I cried again when at last we drove downtown, the smell of burned materials still heavy more than two weeks later. Windows that should have reflected the skies above were blind instead, nothing but decay and destruction in view. I still mourn the babies, for the innocence lost, for the sense that ours is a sensible world when, in fact, around corners and even under foot, is chaos.

This blog began with a survivor of chaos, a woman who was a babe in arms after the United States firebombed Japan. The bombing raids were unrelenting, decimating cities and killing whole swaths of Japanese citizens. One of the architects of that subjugation, Robert McNamara, revealed much later, well after Japan’s surrender and even after Vietnam became two nations divided by cardinal directions, that what happened in Japan exemplifies a basic tenet of warfare: proportionality; i.e., the costs of war should be equal to the benefits, and as an old man, he implied that the costs of firebombing Japan were not equal to the benefits. Japan was supposed to come to the table to surrender and did so only after nuclear power wasted Hiroshima and Nagasaki.

Thousands died and more suffered, including one infant whose parents had nothing with which to save her. When I met her, she was middle-aged, her air beginning to gray. She asked to speak to the group of which I was a member, American teachers touring as guests of Japan, and of course, we granted permission, attentive and silent as she read the letter she had prepared, a letter of gratitude for America, for Americans, one in particular who had saved her life.

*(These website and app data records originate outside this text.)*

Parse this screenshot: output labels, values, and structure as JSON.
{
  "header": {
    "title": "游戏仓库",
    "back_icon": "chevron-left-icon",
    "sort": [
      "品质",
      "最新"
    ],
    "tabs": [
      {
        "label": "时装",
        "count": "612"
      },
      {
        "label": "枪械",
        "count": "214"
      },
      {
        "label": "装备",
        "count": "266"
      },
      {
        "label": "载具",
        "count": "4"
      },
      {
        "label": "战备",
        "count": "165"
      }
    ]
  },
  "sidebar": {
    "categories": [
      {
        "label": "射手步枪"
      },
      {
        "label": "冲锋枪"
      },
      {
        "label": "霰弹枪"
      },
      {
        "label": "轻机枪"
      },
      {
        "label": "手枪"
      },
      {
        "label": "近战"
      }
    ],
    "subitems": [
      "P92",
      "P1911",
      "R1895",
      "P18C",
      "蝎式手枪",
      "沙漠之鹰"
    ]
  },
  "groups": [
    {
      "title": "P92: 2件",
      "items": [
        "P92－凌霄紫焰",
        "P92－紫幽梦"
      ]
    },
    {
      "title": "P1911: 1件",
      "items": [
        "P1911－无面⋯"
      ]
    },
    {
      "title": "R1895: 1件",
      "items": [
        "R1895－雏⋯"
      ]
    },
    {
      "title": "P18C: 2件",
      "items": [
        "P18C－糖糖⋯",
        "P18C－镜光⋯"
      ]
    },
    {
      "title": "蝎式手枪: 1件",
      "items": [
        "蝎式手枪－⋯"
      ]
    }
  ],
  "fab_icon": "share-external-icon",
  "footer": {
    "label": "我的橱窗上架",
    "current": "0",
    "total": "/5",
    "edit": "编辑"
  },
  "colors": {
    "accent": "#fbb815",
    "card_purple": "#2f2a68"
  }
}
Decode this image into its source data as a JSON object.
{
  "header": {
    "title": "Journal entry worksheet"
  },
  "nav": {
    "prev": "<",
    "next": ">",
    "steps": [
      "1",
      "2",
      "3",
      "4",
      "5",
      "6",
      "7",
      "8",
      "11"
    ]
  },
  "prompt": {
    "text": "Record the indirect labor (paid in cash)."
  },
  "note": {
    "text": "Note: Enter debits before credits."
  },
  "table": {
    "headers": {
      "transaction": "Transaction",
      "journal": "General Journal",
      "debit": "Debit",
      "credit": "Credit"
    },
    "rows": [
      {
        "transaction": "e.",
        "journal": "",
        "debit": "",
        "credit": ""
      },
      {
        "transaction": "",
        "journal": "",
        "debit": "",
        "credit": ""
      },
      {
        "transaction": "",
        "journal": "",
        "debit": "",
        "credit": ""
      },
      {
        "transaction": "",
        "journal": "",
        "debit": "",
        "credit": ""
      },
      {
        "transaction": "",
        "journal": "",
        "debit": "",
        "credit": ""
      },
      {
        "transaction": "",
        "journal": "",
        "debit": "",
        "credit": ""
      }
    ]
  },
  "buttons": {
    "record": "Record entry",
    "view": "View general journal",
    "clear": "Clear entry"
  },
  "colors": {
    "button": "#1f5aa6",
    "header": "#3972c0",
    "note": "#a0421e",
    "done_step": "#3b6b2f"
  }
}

One U. S. soldier, seeing her family’s despair, gave the family his ration of powdered milk and with that milk, the family saved their youngest child. Life emerged from the ash. International differences dissipated. That one man’s gesture built a bridge through time and insured a future for one woman, now humble before representatives, the first she’d had an opportunity to thank. If only she knew the soldier’s name, then surely his country would wish to thank him as well, she said. His family would have been so proud to know that their son saved a life while conquering a nation.

And thus, I see that from inconsolable moments comes inspiration. Atticus Finch inspired his son. Those four young people killed in Ohio, initially vilified, have become icons for peaceable assembly. We continue to stumble and stagger toward that Constitution ideal, faltering recently during the Occupy eruptions in U. S. cities when a campus officer sprayed non-violent, non-threatening college kids with pepper spray. But the fact that we wrestle with causes that inspire passion and outrage is a testament to the very American desire for good governance. That’s inspirational.

Furthermore, the courage of firefighters and grieving parents in Oklahoma City restore my faith in all that thrives. These men and women prove that we are made of such stuff that we can not only endure, but overcome. May we always triumph in the end.